Karl stippled his traditional arrowhead pattern on the underside of the triggerguard. He finished up by refinishing the pistol in his durable Mountain Tuff finish, which is both durable and attractive.
Shooting the Finished Springfield SA-35 Hi Power
Back at the range, I selected three premium personal-defense loads for the formal evaluation. We put an additional 200-plus rounds through the SA-35 with zero issues. The gun was a dream to shoot!
I did find that the SA-35 tended to shoot slightly low with 115 grain and standard velocity loads. Even with 124-grain Federal HST, the SA-35 shot about 2 inches low at 10 to 15 yards. Other than this one issue, the SA-35 ate every load we shot.
I then shot a test for score. For those not familiar with this drill, it was popularized by both Ken Hackathorn and Larry Vickers. The drill is shot on a B-8 bullseye target from 10 yards. The shooter starts at a low ready and has 10 seconds to fire 10 shots.
Scoring is done using the B-8 scoring rings. I shot the drill cold and managed to shoot a 88/100 with most shots going low. While not my best score, it was reasonably respectable.
As shown in the accompanying photo, the SA-35 is capable of good groups at 25 yards when I did my part.
I definitely noticed the lack of the original sharp edges on both the backstrap and the thumb safety. The gold bead aided in tracking and re-acquiring the front sight during strings of fire.
While the trigger was not a 1911, it was a marked improvement over the original Browning. At the end of the evaluation, the cumulative round count was approaching 900 rounds with no significant issues.
I decided to carry the SA-35 on a couple of outings. I was fortunate to have a classic Milt Sparks 55BN holster and matching single magazine pouch. Carrying the SA-35 really brought back a retro 70s feeling. The pistol rode close against the body with no shifting.
As I write this, it has been eight months since Springfield launched the SA-35. If you measure success by demand outpacing supply, then the SA-35 is a stunning success. Springfield’s media relations manager and the editor of The Armory Life said that production is working hard to fill the demand.
It is my understanding that, at some point, Springfield plans to offer additional models of the SA-35. However, until that time, if you have an SA-35 or a Browning, give Karl a call. He will work with you to make your SA-35 all that you want it to be. He also does excellent 1911 and revolver work.
For more information, visit Springfield-Armory.com and ChestnutMountainSports.net.
Chestnut Mountain Sports Custom Springfield Armory SA-35 Hi Power Specs
Barrel: 4.7 inches
Overall Length: 7.8 inches
Weight: 31.5 ounces (with empty XX-round mag)

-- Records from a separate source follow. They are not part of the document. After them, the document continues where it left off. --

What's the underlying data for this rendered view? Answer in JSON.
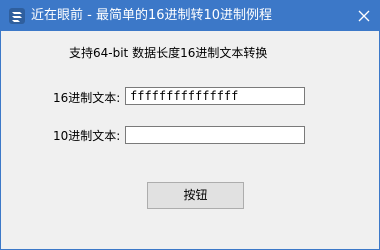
{
  "window": {
    "title": "近在眼前 - 最简单的16进制转10进制例程",
    "icon": "app-icon",
    "close_icon": "close-icon",
    "accent_color": "#3c78c8"
  },
  "content": {
    "heading": "支持64-bit 数据长度16进制文本转换",
    "hex_label": "16进制文本:",
    "hex_value": "fffffffffffffff",
    "dec_label": "10进制文本:",
    "dec_value": "",
    "button_label": "按钮"
  }
}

Grips: Checkered walnut
Sights: Tactical rack rear, gold bead front
Finish: Mountain Tuff
MSRP: $696 (base) + $700 (custom work)
|Federal HST 124||1,180||2.8|
|Hornady Critical Defense 115 XTP||1,160||3.5|
|Speer Gold Dot 124||1,156||3.3|
Bullet weight measured in grains, velocity in feet per second (fps) by chronograph and accuracy in inches for best five-shot groups at 15 yards.
This article originally appeared in the September/October 2022 issue of Tactical Life magazine. Get your copy today at OutdoorGroupStore.com.